Navigating the rolling train wreck of sovereign debt in the euro zone has proven almost impossible for the complex, supra-national politics of the EU. Efforts to absorb relatively inefficient and uncompetitive economies into the larger EU during good times paid too little attention to fiscal matters.
In spite of the fact that both Germans and, say, Spaniards get paid in euros for their labors, their governments are still free to set their own national spending policies separately. In most cases, this means borrowing on world bond markets to fund chronic deficits. The lack of discipline in some of these countries has now come home to roost.
Once the global financial crisis exposed the risks that European banks had exposed themselves to by lending to profligate peripheral governments, international bond markets rebelled. The costs of borrowing to cover government spending spiraled out of reach for the Greek, Irish and Portuguese governments.
Will Spain now follow? The world should hope not. Spain, with an economy that ranks as the 12th largest in the world according to the World Bank, will not slip beneath the waves quietly. The world’s banks, mostly European but also many large American, Arab and Japanese banks, are deeply exposed to Spain’s debt woes, which have their roots in a property bubble that burst in 2007.

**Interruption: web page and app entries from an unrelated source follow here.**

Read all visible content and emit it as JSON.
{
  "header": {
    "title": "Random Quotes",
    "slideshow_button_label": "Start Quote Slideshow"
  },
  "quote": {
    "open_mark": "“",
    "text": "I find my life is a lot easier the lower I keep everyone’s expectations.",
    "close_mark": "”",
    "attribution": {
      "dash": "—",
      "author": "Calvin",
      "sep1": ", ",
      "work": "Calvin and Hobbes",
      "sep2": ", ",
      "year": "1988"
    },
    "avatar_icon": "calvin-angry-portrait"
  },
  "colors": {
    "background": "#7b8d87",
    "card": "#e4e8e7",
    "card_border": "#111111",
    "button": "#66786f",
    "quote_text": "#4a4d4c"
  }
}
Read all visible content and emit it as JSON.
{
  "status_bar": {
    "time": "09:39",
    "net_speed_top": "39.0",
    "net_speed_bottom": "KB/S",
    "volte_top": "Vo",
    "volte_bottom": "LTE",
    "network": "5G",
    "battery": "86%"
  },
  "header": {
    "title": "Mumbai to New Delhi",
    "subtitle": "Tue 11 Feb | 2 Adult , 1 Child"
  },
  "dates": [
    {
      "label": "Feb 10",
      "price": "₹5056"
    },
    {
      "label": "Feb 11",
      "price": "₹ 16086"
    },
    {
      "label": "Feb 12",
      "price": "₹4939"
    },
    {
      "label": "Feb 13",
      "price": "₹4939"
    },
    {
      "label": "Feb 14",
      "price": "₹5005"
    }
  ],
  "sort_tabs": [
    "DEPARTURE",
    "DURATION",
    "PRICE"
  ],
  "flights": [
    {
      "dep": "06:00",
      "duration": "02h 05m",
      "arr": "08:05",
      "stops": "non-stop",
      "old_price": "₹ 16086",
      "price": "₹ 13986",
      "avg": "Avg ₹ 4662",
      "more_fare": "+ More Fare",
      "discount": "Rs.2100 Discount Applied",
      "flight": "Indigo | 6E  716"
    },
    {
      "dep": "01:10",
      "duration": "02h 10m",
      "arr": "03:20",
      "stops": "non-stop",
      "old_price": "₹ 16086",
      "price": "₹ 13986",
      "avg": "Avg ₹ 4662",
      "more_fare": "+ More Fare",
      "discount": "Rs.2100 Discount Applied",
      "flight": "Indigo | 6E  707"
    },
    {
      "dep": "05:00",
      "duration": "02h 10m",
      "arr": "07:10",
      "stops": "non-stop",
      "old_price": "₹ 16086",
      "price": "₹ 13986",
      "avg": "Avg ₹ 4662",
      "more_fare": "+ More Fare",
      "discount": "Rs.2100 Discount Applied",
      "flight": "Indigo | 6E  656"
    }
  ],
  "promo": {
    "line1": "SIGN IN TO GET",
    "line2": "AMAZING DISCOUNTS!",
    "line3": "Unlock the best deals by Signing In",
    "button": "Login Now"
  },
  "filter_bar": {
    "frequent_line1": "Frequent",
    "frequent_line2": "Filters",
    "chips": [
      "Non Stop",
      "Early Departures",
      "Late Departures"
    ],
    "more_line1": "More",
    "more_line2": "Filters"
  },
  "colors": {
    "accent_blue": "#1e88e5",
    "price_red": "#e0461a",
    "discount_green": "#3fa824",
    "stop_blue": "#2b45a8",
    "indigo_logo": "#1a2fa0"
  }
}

Unfortunately, the handling of the crisis by euro zone governments — again, taking their cue from Germany — continues to be marked by denial (as to the depth of the crisis), shortsightedness and political self-interest. At best, the current approach is pushing off the day of reckoning; at worst, it is allowing a much larger crisis to fester, threatening not only the ability of Spain and other governments to repay their debts, but the viability of the European Union itself.